TASK STATEMENT → Set each record down exactly, excluding all images.

EXTRACTED ENTRIES →
□ □ □
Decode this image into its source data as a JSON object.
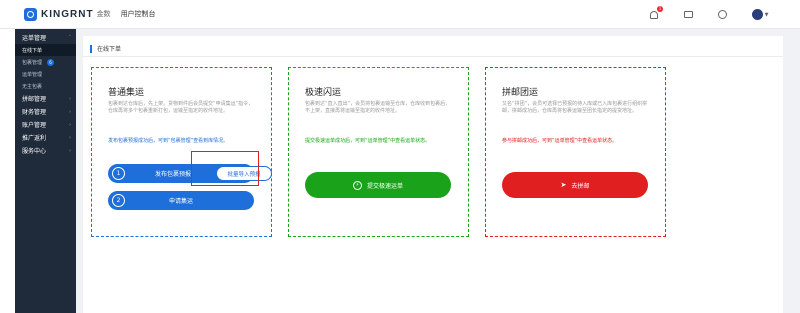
{
  "header": {
    "logo_text": "KINGRNT",
    "logo_cn": "金数",
    "console_title": "用户控制台",
    "notification_count": "1"
  },
  "sidebar": {
    "groups": [
      {
        "label": "运单管理",
        "items": [
          {
            "label": "在线下单",
            "active": true
          },
          {
            "label": "包裹管理",
            "badge": "6"
          },
          {
            "label": "运单管理"
          },
          {
            "label": "无主包裹"
          }
        ]
      },
      {
        "label": "拼邮管理"
      },
      {
        "label": "财务管理"
      },
      {
        "label": "账户管理"
      },
      {
        "label": "推广返利"
      },
      {
        "label": "服务中心"
      }
    ]
  },
  "breadcrumb": {
    "title": "在线下单"
  },
  "cards": {
    "standard": {
      "title": "普通集运",
      "description": "包裹到达仓库后，先上架。货物到件后会员提交“申请集运”指令，仓库再将多个包裹重新打包，运输至指定的收件地址。",
      "note": "发布包裹预报成功后，可到“包裹管理”查看到库情况。",
      "step1_number": "1",
      "step1_label": "发布包裹预报",
      "import_label": "批量导入预报",
      "step2_number": "2",
      "step2_label": "申请集运"
    },
    "express": {
      "title": "极速闪运",
      "description": "包裹到达“直入直出”，会员将包裹运输至仓库，仓库收到包裹后，不上架，直接再将运输至指定的收件地址。",
      "note": "提交极速运单成功后，可到“运单管理”中查看运单状态。",
      "button_label": "提交极速运单"
    },
    "group": {
      "title": "拼邮团运",
      "description": "又名“拼团”，会员可选择已预报的待入库或已入库包裹进行组织拼邮，拼邮成功后，仓库再将包裹运输至团长指定的提货地址。",
      "note": "参与拼邮成功后，可到“运单管理”中查看运单状态。",
      "button_label": "去拼邮"
    }
  },
  "colors": {
    "blue": "#1e6fd9",
    "green": "#1aa31a",
    "red": "#e02020"
  }
}
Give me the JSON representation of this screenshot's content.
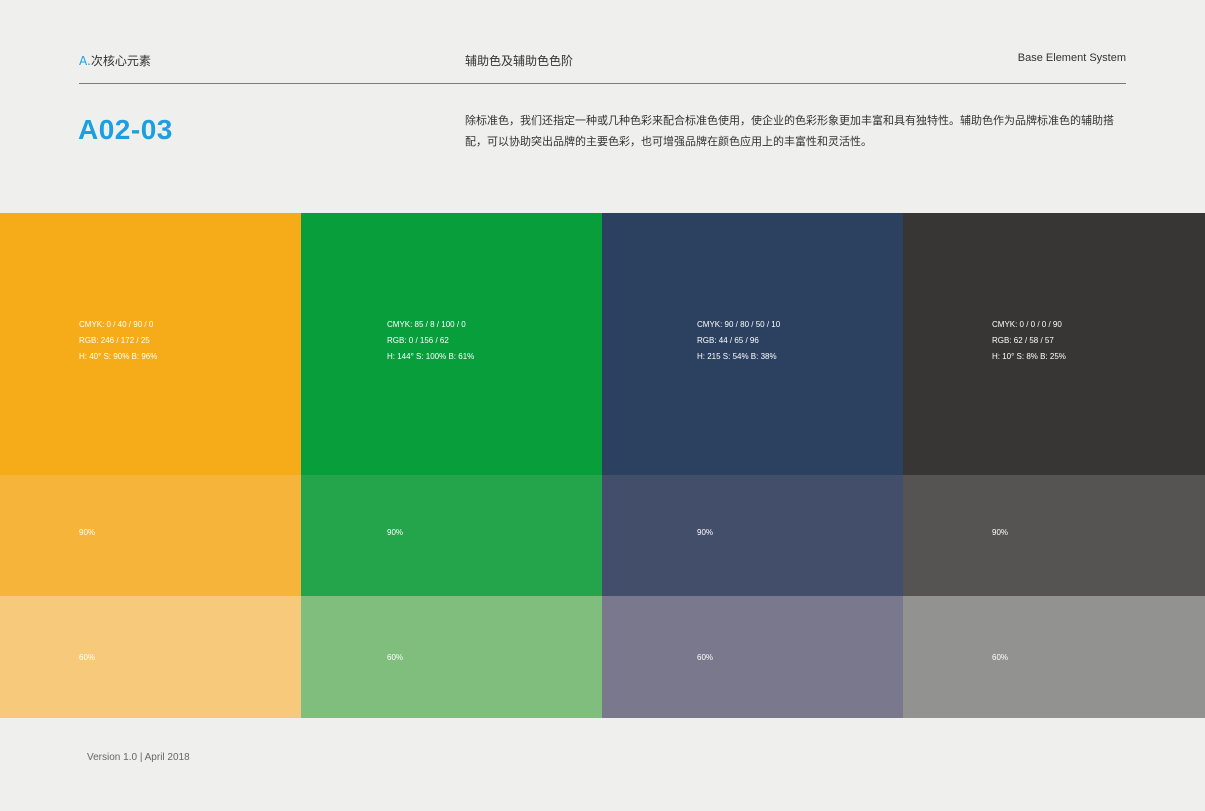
{
  "header": {
    "section_letter": "A.",
    "section_name": "次核心元素",
    "page_title": "辅助色及辅助色色阶",
    "system_name": "Base Element System"
  },
  "code": "A02-03",
  "description": "除标准色，我们还指定一种或几种色彩来配合标准色使用，使企业的色彩形象更加丰富和具有独特性。辅助色作为品牌标准色的辅助搭配，可以协助突出品牌的主要色彩，也可增强品牌在颜色应用上的丰富性和灵活性。",
  "colors": [
    {
      "cmyk": "CMYK:  0 / 40 / 90 / 0",
      "rgb": "RGB:  246 / 172 / 25",
      "hsb": "H:  40°  S:  90%  B:  96%",
      "hex_main": "#f6ac19",
      "hex_90": "#f7b43a",
      "hex_60": "#f7c97b",
      "tint_90": "90%",
      "tint_60": "60%"
    },
    {
      "cmyk": "CMYK:  85 / 8 / 100 / 0",
      "rgb": "RGB:  0 / 156 / 62",
      "hsb": "H:  144°  S:  100%  B:  61%",
      "hex_main": "#099e3c",
      "hex_90": "#24a44b",
      "hex_60": "#7fbe7c",
      "tint_90": "90%",
      "tint_60": "60%"
    },
    {
      "cmyk": "CMYK:  90 / 80 / 50 / 10",
      "rgb": "RGB:  44 / 65 / 96",
      "hsb": "H:  215  S:  54%  B:  38%",
      "hex_main": "#2c4160",
      "hex_90": "#434e6b",
      "hex_60": "#7a788c",
      "tint_90": "90%",
      "tint_60": "60%"
    },
    {
      "cmyk": "CMYK:  0 / 0 / 0 / 90",
      "rgb": "RGB:  62 / 58 / 57",
      "hsb": "H:  10°  S:  8%  B:  25%",
      "hex_main": "#373634",
      "hex_90": "#555452",
      "hex_60": "#929291",
      "tint_90": "90%",
      "tint_60": "60%"
    }
  ],
  "footer": "Version 1.0  |  April 2018"
}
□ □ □
ANSWER →
Decode this image into its source data as a JSON object.
{
  "header": {
    "logo_text": "KINGRNT",
    "logo_cn": "金数",
    "console_title": "用户控制台",
    "notification_count": "1"
  },
  "sidebar": {
    "groups": [
      {
        "label": "运单管理",
        "items": [
          {
            "label": "在线下单",
            "active": true
          },
          {
            "label": "包裹管理",
            "badge": "6"
          },
          {
            "label": "运单管理"
          },
          {
            "label": "无主包裹"
          }
        ]
      },
      {
        "label": "拼邮管理"
      },
      {
        "label": "财务管理"
      },
      {
        "label": "账户管理"
      },
      {
        "label": "推广返利"
      },
      {
        "label": "服务中心"
      }
    ]
  },
  "breadcrumb": {
    "title": "在线下单"
  },
  "cards": {
    "standard": {
      "title": "普通集运",
      "description": "包裹到达仓库后，先上架。货物到件后会员提交“申请集运”指令，仓库再将多个包裹重新打包，运输至指定的收件地址。",
      "note": "发布包裹预报成功后，可到“包裹管理”查看到库情况。",
      "step1_number": "1",
      "step1_label": "发布包裹预报",
      "import_label": "批量导入预报",
      "step2_number": "2",
      "step2_label": "申请集运"
    },
    "express": {
      "title": "极速闪运",
      "description": "包裹到达“直入直出”，会员将包裹运输至仓库，仓库收到包裹后，不上架，直接再将运输至指定的收件地址。",
      "note": "提交极速运单成功后，可到“运单管理”中查看运单状态。",
      "button_label": "提交极速运单"
    },
    "group": {
      "title": "拼邮团运",
      "description": "又名“拼团”，会员可选择已预报的待入库或已入库包裹进行组织拼邮，拼邮成功后，仓库再将包裹运输至团长指定的提货地址。",
      "note": "参与拼邮成功后，可到“运单管理”中查看运单状态。",
      "button_label": "去拼邮"
    }
  },
  "colors": {
    "blue": "#1e6fd9",
    "green": "#1aa31a",
    "red": "#e02020"
  }
}
Give me the JSON representation of this screenshot's content.
{
  "header": {
    "section_letter": "A.",
    "section_name": "次核心元素",
    "page_title": "辅助色及辅助色色阶",
    "system_name": "Base Element System"
  },
  "code": "A02-03",
  "description": "除标准色，我们还指定一种或几种色彩来配合标准色使用，使企业的色彩形象更加丰富和具有独特性。辅助色作为品牌标准色的辅助搭配，可以协助突出品牌的主要色彩，也可增强品牌在颜色应用上的丰富性和灵活性。",
  "colors": [
    {
      "cmyk": "CMYK:  0 / 40 / 90 / 0",
      "rgb": "RGB:  246 / 172 / 25",
      "hsb": "H:  40°  S:  90%  B:  96%",
      "hex_main": "#f6ac19",
      "hex_90": "#f7b43a",
      "hex_60": "#f7c97b",
      "tint_90": "90%",
      "tint_60": "60%"
    },
    {
      "cmyk": "CMYK:  85 / 8 / 100 / 0",
      "rgb": "RGB:  0 / 156 / 62",
      "hsb": "H:  144°  S:  100%  B:  61%",
      "hex_main": "#099e3c",
      "hex_90": "#24a44b",
      "hex_60": "#7fbe7c",
      "tint_90": "90%",
      "tint_60": "60%"
    },
    {
      "cmyk": "CMYK:  90 / 80 / 50 / 10",
      "rgb": "RGB:  44 / 65 / 96",
      "hsb": "H:  215  S:  54%  B:  38%",
      "hex_main": "#2c4160",
      "hex_90": "#434e6b",
      "hex_60": "#7a788c",
      "tint_90": "90%",
      "tint_60": "60%"
    },
    {
      "cmyk": "CMYK:  0 / 0 / 0 / 90",
      "rgb": "RGB:  62 / 58 / 57",
      "hsb": "H:  10°  S:  8%  B:  25%",
      "hex_main": "#373634",
      "hex_90": "#555452",
      "hex_60": "#929291",
      "tint_90": "90%",
      "tint_60": "60%"
    }
  ],
  "footer": "Version 1.0  |  April 2018"
}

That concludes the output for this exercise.